Now, using whatever imagery or language feels most natural to you, ask God to look with you at some difficult or broken aspect of your life in the workplace, family, church, or other human relationships. What does God see that is broken here? Don’t think in terms of what YOU think is “fixable” or not, but what is broken. What would this situation look like if it were true to God’s dream for us as human beings? Even if you think this transformation is impossible, or cannot imagine how YOU could make change happen, try to describe both the brokenness you see now and what the transfigured situation would look like: God’s dream for this aspect of your life.

For this exercise: simply describe the dream; not how to get there: that may not be clear at all; in fact this whole exercise may feel very unrealistic or “idealistic” from the point of view of practical program: but the challenge is to see this aspect of your life through the eyes of a loving God who desires that things should be different. It is an exercise in hope.

When you have the “Dream” clear, offer it as a prayer. If you can, write down the highlights of the dream and/the prayer, or draw it or represent in some other way that you might be able to share with a small group. Or add a comment here!

"Showing Up" and "Paying Attention" - Spiritual Practices to Sustain Discernment

There are lots of resources available about spiritual practices that have nurtured people as they seek to listen for God's presence in their lives. A particularly good list and account of these practices is at online at spirithome.

Spiritual practices help us find balance in our lives, so that there is room for a sacred dimension -- so the effort to listen for God isn't walled off from everything else -- so we keep our truest priorities straight.

Irenaus of Lyons, one of the earliest writers on Christian Spirituality said "the glory of God is the human being fully alive". Spiritual practices, as I look at them, include the ways that we embrace with gratitude the good things in our lives, including our physical health and well-being and the people and activities that give us life. Part of a balanced spiritual life is knowing what makes us feel most fully alive, and learning to recognize God's love in that part of our lives. When am I most fully alive? Is an important question for the spiritual life. So is "what gets in the way of fullness of life, for me?"
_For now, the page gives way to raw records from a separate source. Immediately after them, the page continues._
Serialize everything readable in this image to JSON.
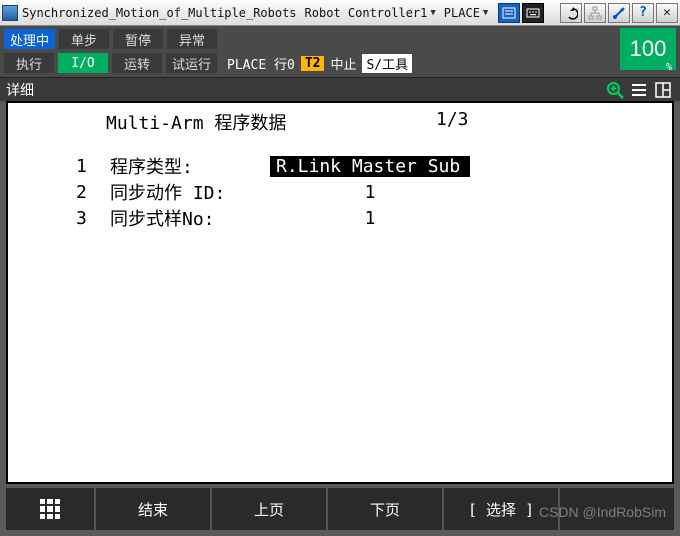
{
  "titlebar": {
    "app_title": "Synchronized_Motion_of_Multiple_Robots",
    "controller_label": "Robot Controller1",
    "program_label": "PLACE"
  },
  "status": {
    "row1": [
      "处理中",
      "单步",
      "暂停",
      "异常"
    ],
    "row2": [
      "执行",
      "I/O",
      "运转",
      "试运行"
    ],
    "line_prefix": "PLACE 行0",
    "t2": "T2",
    "halt": "中止",
    "tool_prefix": "S/工具",
    "percent": "100",
    "percent_suffix": "%"
  },
  "subheader": {
    "label": "详细"
  },
  "content": {
    "title": "Multi-Arm 程序数据",
    "page": "1/3",
    "rows": [
      {
        "n": "1",
        "label": "程序类型:",
        "value": "R.Link Master Sub",
        "hl": true
      },
      {
        "n": "2",
        "label": "同步动作 ID:",
        "value": "1",
        "hl": false
      },
      {
        "n": "3",
        "label": "同步式样No:",
        "value": "1",
        "hl": false
      }
    ]
  },
  "bottom": {
    "b1": "",
    "b2": "结束",
    "b3": "上页",
    "b4": "下页",
    "b5": "[ 选择 ]",
    "b6": ""
  },
  "watermark": "CSDN @IndRobSim"
}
No one is a Christian alone; we are connected to communities and relationships of love and caring, and as we grow spiritually, we find ourselves reaching out and caring more and more, as we grown into the Love that calls us. So a full and healthy spiritual practice also includes ways that we reach out and connect with people and communities beyond ourselves.

Showing up for God in a regular way; Paying attention to a sacred dimension in daily life; caring for body and spirit so that we are fully alive, and reaching out to others, in our relationships and in our caring for those in need -- all of these are spiritual practices that make us more available to the "call" of God in our lives.

Feel free to use the comments page here to reflect on the spiritual practices and disciplines that have been most important to you.